Who’s In the News
Conversations: Nancy Lindborg ; providing U.S. aid to the Horn of Africa (The Washington Post)
Q: How is USAID spending its $581 million to combat the most urgent problem — southern Somalia’s famine? A: In Somalia, we’re focused on three things, and we’ve spent over $92 million there. We’re providing immediate food assistance, with an emphasis on therapeutic foods [easily digestible food such as peanut paste or high-energy biscuits]. We’re also focused on health and sanitation, as we’re seeing the emergence of cholera and measles. Access to clean water — the ability to reduce mortality with that simple act is mind-boggling. Thirdly, we’re helping families to purchase food. In many parts of Somalia, there is actually some food in the marketplace. We have an $8 million food voucher program where we distribute vouchers that allow families to go to market and buy the food they need.
Mitt Romney on Foreign Aid (YouTube clip, New Hampshire public appearance)
Former Governor Mitt Romney answers a question at a campaign stop, saying “I look at foreign aid through this lens: does it make America stronger?”

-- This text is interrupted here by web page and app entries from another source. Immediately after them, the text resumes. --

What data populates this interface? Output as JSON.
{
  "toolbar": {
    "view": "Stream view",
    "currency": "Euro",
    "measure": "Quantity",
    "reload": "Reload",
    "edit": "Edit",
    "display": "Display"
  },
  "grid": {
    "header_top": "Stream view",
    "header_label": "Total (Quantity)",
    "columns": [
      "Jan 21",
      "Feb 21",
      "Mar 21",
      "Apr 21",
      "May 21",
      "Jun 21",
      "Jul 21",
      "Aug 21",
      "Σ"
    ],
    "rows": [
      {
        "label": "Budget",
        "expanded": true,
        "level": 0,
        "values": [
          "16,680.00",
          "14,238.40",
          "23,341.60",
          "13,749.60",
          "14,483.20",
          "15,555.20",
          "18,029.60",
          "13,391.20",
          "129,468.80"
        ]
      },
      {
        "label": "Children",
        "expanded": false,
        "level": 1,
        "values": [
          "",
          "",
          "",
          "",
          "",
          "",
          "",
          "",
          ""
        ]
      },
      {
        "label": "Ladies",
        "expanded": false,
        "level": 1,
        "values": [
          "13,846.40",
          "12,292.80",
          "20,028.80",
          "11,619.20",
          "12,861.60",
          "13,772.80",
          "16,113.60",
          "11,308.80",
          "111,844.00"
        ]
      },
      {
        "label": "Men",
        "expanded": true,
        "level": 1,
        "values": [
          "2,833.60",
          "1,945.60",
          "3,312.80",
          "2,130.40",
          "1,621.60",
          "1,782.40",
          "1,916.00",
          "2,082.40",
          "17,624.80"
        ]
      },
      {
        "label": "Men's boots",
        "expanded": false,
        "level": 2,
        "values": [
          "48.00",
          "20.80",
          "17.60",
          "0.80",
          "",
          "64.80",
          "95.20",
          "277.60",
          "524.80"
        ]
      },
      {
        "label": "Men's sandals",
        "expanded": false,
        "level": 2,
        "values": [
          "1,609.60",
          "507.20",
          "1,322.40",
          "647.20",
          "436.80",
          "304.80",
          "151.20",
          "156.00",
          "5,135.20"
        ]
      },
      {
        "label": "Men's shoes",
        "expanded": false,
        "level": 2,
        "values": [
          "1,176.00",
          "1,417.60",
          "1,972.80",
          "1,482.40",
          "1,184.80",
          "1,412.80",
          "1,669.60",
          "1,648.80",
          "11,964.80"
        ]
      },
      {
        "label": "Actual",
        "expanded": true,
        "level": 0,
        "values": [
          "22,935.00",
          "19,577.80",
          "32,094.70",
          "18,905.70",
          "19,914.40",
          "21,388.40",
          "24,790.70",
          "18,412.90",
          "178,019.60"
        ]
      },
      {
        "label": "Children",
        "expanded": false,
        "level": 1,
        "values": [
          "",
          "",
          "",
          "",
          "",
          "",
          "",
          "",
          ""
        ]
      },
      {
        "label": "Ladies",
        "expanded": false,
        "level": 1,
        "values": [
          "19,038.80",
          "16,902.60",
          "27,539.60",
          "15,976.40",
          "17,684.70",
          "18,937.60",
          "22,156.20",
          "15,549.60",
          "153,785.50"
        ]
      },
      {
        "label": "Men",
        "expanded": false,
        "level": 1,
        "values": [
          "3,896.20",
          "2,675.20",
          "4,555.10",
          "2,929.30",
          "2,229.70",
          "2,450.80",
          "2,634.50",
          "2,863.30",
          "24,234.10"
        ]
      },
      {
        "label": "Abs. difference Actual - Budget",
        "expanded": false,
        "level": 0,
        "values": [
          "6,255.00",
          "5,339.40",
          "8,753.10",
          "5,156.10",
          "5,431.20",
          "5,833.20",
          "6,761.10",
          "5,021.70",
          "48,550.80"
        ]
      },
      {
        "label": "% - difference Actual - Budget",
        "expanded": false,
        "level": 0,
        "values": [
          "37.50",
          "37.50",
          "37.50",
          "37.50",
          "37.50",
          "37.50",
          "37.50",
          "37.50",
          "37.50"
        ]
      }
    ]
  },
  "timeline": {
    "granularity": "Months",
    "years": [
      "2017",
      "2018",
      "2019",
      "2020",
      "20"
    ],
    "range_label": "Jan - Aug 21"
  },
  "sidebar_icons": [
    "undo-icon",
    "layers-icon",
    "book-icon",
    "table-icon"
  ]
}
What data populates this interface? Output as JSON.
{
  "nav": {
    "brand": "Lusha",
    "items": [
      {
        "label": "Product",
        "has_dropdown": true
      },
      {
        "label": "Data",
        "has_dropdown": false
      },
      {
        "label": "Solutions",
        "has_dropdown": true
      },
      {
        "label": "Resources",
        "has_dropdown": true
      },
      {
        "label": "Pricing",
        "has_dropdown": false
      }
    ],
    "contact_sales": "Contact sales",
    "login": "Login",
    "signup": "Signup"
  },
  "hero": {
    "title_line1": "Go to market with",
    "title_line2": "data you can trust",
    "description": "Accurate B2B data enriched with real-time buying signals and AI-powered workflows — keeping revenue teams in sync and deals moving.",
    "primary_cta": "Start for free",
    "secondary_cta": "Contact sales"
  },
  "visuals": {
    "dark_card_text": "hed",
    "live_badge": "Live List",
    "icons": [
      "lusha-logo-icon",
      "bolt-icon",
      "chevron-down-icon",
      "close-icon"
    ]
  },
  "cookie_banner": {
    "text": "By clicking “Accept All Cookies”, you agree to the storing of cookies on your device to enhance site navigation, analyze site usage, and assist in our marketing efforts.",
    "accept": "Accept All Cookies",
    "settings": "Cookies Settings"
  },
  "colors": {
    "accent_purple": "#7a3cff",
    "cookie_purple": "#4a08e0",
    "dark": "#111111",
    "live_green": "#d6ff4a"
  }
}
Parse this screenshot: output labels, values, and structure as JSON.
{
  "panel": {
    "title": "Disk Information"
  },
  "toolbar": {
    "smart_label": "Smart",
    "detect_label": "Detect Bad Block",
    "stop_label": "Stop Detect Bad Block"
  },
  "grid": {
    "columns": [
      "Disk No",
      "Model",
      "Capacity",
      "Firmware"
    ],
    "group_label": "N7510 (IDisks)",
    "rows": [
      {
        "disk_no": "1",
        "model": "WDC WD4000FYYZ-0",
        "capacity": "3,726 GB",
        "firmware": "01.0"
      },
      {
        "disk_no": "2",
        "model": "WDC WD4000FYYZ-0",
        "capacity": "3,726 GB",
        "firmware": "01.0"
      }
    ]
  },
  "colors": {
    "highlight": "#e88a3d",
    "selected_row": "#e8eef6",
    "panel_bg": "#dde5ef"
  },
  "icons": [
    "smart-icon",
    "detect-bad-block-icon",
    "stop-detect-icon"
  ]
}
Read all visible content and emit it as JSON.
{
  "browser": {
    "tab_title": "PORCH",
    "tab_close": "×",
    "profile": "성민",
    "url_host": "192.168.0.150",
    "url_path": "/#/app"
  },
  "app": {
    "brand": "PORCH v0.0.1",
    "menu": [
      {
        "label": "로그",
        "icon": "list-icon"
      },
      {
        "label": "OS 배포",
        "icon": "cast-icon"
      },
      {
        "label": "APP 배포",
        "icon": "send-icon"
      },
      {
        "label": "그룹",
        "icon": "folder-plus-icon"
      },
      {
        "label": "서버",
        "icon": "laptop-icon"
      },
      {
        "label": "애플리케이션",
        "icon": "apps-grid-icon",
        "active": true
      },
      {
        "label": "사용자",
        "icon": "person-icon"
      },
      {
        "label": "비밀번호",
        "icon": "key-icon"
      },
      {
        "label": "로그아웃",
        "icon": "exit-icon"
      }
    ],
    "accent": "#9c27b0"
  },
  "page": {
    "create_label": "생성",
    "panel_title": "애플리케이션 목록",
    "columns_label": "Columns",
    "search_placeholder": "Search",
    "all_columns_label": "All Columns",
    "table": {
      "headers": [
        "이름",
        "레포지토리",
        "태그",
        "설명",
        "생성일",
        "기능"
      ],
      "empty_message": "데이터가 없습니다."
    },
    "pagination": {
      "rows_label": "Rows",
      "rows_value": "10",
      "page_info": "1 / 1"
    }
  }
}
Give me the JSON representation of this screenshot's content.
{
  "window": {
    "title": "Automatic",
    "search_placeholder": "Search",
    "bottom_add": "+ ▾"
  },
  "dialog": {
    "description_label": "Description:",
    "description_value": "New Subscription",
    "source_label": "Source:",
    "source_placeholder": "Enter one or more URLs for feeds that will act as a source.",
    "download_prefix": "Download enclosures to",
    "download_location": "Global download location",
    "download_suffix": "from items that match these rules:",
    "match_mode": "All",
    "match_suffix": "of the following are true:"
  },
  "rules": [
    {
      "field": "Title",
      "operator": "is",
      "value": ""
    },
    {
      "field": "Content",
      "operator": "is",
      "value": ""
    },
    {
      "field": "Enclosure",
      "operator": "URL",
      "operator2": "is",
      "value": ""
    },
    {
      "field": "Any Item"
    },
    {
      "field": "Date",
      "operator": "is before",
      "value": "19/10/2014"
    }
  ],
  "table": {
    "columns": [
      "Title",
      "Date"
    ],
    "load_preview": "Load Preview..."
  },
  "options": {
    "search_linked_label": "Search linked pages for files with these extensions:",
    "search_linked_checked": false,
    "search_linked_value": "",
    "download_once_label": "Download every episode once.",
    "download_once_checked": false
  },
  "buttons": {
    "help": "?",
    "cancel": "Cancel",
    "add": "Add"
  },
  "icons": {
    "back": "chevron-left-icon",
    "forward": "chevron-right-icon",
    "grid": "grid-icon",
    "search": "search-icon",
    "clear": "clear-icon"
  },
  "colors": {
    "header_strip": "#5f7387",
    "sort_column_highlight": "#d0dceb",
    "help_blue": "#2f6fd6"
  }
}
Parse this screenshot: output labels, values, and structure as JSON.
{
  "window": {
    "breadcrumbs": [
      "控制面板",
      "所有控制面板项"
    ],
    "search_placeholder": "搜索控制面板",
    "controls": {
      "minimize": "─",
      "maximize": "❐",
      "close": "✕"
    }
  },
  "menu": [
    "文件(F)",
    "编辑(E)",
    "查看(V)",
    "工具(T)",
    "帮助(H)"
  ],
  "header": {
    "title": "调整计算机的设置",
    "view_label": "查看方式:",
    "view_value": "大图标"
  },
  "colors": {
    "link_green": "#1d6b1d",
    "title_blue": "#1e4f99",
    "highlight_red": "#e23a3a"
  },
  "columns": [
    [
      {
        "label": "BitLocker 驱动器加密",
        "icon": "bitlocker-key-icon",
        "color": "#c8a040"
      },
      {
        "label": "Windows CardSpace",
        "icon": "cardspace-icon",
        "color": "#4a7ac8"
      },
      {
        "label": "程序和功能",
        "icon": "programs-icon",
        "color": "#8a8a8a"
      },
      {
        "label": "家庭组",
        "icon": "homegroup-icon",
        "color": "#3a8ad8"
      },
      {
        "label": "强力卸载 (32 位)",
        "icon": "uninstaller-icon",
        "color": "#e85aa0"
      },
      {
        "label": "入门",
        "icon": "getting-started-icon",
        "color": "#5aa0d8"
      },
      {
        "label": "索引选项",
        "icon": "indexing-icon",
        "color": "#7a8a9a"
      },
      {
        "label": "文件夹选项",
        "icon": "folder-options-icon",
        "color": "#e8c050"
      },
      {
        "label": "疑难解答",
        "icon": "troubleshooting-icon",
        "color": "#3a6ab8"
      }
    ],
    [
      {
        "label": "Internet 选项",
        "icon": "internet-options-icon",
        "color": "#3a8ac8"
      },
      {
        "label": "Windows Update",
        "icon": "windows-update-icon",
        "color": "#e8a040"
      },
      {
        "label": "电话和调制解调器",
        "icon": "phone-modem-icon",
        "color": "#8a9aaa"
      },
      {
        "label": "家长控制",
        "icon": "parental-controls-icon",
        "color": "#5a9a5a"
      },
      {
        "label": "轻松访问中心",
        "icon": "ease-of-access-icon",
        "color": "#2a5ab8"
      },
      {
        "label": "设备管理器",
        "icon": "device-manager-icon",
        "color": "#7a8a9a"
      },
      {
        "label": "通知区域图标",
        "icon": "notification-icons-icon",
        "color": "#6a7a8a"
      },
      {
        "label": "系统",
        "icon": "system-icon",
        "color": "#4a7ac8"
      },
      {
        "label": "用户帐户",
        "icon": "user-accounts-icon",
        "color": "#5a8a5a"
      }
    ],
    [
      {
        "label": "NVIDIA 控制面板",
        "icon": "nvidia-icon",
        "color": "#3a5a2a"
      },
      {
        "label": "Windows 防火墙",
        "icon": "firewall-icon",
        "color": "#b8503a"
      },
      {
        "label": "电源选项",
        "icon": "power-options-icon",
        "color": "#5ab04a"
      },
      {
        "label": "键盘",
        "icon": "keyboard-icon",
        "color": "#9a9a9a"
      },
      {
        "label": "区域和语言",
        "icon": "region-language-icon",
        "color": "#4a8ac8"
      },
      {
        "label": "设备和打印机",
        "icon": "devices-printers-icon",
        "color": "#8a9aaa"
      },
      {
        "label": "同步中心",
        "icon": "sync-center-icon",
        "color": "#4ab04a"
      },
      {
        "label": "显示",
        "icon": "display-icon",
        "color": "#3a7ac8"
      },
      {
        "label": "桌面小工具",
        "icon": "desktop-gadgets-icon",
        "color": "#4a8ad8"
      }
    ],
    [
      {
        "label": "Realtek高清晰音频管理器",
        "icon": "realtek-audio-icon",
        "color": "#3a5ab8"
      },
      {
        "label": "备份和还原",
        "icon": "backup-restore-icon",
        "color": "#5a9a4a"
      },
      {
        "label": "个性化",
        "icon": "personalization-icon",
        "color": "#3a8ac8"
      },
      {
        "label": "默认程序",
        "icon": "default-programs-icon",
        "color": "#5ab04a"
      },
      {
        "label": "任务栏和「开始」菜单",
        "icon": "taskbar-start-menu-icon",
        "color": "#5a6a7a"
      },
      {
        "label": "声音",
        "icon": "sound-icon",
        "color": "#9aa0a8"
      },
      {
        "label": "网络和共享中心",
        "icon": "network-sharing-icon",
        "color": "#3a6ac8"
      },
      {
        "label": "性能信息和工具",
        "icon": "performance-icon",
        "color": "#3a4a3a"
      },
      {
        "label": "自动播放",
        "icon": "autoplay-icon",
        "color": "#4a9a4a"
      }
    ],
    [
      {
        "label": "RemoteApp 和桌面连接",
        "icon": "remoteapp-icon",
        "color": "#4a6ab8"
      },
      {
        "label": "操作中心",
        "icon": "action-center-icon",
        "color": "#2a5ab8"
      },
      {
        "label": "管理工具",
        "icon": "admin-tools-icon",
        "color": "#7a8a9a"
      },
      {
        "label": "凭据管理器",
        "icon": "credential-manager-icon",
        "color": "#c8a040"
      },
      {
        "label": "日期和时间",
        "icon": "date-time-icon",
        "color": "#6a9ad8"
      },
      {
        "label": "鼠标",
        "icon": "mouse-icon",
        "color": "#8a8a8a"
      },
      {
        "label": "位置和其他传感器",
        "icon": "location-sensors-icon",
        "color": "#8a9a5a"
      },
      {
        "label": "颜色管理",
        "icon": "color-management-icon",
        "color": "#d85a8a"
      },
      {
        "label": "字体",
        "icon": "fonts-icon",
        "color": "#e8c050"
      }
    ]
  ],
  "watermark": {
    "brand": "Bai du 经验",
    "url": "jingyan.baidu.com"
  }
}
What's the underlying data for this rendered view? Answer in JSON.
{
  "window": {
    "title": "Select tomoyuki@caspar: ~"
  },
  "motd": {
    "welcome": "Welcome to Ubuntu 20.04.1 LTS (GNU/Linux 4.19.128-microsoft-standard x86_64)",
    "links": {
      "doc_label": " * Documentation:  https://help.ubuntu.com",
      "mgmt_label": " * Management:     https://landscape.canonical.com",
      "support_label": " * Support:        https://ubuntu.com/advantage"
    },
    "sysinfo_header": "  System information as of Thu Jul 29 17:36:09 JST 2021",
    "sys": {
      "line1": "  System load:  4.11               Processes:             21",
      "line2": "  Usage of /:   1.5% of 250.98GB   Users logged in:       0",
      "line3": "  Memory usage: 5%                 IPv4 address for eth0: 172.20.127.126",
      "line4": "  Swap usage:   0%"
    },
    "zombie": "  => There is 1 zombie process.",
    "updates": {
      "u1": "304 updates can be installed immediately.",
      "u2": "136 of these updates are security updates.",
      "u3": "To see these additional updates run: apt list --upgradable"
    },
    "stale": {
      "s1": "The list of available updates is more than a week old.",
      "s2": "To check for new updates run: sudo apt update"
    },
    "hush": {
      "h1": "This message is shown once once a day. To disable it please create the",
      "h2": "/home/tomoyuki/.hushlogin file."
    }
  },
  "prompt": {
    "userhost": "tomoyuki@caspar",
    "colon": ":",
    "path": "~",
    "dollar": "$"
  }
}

Iowan to travel to Africa to see effects of U.S. aid (Jessica Opoien, Des Moines Register)
Teresa Dunbar is flying into a hurricane to reach a famine. She can’t help but wonder, amid canceled flights and rescheduled departures, if she’s crazy for doing this. Dunbar was scheduled to depart for Kenya today, on behalf of Catholic Relief Services and the Des Moines Diocese Global Advocacy Team. She, along with nine other delegates, will visit Nairobi and the Dadaab refugee camp to get a firsthand look at the implementation of United States’ aid and how potential budget cuts might affect aid programming.
To the Shores of Tripoli (Robert Kagen, Weekly Standard)
The common wisdom stemming from the experiences in Iraq and Afghanistan is that failure to manage the transition to a new government capable of holding the country together can rapidly turn success into disaster. Presumably the president and his advisers know this. Yet the temptation to run away from Libya as quickly as possible, after a “win” for the president, will be enormous. President Obama needs to resist it.
A lesson of 9/11: Washington can work (Zoe Baird Budinger and Jeffrey H. Smith, Washington Post)
At a time when government seems unable to address our most pressing problems, we are about to mark the 10th anniversary of the Sept. 11, 2001, attacks with rare evidence that Washington can work.
Pentagon mulls ways to make major cuts (Rowan Scarborough, Washington Times)
The Pentagon is considering a range of options to meet a bipartisan call to greatly reduce defense spending in what is a “perfect storm” rocking the military’s once-plump budget plans. The Army is looking at taking down combat brigades and ending some targeting and communications systems, and the Navy might delay ship construction and shed sailors.